## Extracted data entries

[Start of Attachment]

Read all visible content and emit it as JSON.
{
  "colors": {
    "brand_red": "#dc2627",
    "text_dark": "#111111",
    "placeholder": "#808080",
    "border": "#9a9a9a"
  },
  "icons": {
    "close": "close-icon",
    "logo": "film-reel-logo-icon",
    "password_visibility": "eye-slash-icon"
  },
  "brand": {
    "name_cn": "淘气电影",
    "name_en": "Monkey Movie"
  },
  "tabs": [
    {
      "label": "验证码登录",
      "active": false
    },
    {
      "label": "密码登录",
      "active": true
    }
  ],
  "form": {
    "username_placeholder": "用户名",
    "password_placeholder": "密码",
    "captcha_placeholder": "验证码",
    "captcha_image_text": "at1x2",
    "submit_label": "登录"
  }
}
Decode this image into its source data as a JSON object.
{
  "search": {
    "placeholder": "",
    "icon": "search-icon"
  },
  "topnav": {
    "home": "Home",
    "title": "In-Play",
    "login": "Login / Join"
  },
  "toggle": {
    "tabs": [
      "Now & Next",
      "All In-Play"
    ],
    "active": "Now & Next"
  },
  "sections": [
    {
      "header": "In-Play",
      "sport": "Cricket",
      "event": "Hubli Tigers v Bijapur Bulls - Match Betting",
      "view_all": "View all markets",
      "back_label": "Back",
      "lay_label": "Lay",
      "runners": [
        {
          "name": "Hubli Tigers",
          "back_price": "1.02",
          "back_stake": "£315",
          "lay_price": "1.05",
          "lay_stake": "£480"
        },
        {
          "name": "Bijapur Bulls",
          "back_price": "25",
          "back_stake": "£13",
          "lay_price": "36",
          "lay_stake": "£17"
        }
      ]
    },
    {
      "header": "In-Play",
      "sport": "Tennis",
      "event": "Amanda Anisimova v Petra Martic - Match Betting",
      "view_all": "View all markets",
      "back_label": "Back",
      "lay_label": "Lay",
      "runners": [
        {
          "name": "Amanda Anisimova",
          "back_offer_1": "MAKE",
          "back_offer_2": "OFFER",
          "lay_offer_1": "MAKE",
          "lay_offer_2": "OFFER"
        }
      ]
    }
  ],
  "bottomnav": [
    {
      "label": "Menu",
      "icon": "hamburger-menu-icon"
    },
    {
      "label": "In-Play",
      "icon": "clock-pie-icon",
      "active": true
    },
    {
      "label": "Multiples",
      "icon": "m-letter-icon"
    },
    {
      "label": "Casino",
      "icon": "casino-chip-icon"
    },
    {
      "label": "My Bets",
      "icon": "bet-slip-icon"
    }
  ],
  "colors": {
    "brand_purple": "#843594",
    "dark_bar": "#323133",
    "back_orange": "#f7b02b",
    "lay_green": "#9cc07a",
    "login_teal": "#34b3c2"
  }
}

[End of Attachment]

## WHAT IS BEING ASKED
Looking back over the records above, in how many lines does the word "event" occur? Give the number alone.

## RESPONSE AREA
2